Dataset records
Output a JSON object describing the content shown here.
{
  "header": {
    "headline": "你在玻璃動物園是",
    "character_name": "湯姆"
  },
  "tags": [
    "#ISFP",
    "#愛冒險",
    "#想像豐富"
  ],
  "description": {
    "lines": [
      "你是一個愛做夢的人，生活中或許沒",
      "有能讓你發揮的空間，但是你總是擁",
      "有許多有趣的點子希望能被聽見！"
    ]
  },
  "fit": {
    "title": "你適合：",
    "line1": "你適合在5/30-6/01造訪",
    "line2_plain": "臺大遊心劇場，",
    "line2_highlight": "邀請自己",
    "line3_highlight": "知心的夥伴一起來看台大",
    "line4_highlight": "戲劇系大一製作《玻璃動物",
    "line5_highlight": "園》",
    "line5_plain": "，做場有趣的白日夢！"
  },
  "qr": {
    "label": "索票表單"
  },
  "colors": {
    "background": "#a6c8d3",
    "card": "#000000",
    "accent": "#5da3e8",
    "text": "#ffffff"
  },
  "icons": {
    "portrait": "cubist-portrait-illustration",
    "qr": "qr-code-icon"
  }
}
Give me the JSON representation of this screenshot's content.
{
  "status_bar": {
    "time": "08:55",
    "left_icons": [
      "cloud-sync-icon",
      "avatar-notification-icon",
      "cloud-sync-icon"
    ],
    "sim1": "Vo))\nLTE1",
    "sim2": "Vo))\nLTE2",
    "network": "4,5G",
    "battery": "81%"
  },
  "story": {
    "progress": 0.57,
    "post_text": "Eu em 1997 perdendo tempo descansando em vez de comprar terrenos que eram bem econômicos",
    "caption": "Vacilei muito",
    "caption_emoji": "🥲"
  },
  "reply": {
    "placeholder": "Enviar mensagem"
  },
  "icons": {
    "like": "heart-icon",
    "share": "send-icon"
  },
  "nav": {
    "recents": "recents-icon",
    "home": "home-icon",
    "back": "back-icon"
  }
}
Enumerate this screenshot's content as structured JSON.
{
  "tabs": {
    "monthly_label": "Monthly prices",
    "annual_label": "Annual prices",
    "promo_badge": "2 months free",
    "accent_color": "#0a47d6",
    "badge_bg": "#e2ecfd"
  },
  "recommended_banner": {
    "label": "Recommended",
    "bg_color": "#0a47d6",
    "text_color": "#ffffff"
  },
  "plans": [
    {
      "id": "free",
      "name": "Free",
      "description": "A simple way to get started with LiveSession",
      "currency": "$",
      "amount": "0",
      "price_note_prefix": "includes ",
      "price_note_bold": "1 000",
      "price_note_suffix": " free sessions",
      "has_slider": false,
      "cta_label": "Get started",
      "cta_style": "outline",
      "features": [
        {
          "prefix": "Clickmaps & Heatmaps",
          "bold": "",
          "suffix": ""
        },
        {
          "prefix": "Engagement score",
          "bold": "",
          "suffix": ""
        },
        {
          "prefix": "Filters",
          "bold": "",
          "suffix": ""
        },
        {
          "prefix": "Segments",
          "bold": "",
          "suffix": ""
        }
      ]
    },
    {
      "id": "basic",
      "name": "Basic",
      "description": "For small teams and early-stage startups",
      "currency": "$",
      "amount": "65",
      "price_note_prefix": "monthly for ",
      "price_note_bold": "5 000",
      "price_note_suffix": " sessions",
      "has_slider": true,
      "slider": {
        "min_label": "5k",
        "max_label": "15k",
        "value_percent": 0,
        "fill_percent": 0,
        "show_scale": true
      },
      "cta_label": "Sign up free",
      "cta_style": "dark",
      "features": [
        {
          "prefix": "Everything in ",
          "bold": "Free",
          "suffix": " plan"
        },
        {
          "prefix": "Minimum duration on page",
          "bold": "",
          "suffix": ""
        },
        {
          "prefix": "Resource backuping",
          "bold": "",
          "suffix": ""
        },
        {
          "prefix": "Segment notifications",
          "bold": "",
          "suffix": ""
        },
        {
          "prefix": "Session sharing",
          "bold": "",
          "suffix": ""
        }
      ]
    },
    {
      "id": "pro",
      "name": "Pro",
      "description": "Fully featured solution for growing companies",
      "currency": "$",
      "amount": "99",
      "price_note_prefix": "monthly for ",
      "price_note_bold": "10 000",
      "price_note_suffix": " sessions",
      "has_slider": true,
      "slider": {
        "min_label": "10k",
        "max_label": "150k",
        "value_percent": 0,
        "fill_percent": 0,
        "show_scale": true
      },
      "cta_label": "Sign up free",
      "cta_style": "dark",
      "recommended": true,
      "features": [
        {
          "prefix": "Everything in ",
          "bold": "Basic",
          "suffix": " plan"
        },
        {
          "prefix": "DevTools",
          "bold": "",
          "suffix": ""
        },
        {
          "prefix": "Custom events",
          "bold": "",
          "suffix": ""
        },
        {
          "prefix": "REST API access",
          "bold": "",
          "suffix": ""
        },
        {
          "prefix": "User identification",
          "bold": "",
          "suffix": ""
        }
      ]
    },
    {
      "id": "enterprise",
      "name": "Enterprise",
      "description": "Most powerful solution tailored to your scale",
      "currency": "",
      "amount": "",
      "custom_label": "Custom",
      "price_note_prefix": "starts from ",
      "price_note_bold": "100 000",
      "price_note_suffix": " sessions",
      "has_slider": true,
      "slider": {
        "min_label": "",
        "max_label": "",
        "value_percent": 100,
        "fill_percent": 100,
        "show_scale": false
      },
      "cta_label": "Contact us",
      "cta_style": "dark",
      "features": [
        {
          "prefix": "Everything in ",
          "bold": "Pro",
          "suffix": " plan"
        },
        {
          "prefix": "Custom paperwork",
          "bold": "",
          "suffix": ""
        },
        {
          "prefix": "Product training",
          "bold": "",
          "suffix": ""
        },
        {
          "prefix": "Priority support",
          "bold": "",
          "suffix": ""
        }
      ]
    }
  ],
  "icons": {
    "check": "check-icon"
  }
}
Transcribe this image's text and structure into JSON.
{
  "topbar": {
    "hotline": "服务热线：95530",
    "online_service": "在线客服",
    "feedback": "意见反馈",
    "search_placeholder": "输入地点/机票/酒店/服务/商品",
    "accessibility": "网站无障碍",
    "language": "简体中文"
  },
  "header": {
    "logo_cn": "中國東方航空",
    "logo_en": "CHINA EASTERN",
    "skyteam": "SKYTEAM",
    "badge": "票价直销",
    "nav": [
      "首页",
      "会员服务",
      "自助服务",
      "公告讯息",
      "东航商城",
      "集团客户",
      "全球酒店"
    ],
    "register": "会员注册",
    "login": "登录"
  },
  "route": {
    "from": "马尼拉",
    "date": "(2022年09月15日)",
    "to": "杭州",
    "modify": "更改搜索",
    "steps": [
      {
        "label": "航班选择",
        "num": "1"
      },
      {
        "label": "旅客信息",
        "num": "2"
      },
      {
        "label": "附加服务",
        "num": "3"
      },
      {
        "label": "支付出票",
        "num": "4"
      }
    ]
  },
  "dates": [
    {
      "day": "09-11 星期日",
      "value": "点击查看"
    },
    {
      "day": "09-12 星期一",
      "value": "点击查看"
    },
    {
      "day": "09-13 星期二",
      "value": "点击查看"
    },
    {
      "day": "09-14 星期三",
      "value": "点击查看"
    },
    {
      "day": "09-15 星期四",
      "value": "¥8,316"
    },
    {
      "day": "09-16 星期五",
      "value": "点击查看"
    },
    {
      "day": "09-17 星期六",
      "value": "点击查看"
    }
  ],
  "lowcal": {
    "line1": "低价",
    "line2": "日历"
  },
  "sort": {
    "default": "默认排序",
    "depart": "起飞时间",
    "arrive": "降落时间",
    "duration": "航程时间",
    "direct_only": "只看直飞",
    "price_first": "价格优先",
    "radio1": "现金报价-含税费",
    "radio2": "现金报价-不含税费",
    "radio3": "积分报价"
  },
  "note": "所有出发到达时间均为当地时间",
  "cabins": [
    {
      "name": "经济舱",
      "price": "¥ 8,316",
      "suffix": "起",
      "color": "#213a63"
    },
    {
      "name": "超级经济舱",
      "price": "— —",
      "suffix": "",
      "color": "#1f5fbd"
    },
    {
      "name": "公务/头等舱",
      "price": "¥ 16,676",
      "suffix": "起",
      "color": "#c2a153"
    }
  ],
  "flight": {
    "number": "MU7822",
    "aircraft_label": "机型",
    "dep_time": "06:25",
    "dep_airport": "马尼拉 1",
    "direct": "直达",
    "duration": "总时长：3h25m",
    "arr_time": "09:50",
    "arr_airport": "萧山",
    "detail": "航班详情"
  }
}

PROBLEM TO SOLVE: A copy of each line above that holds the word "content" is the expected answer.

ANSWER FOR THE TASK:
Output a JSON object describing the content shown here.
Give me the JSON representation of this screenshot's content.
Enumerate this screenshot's content as structured JSON.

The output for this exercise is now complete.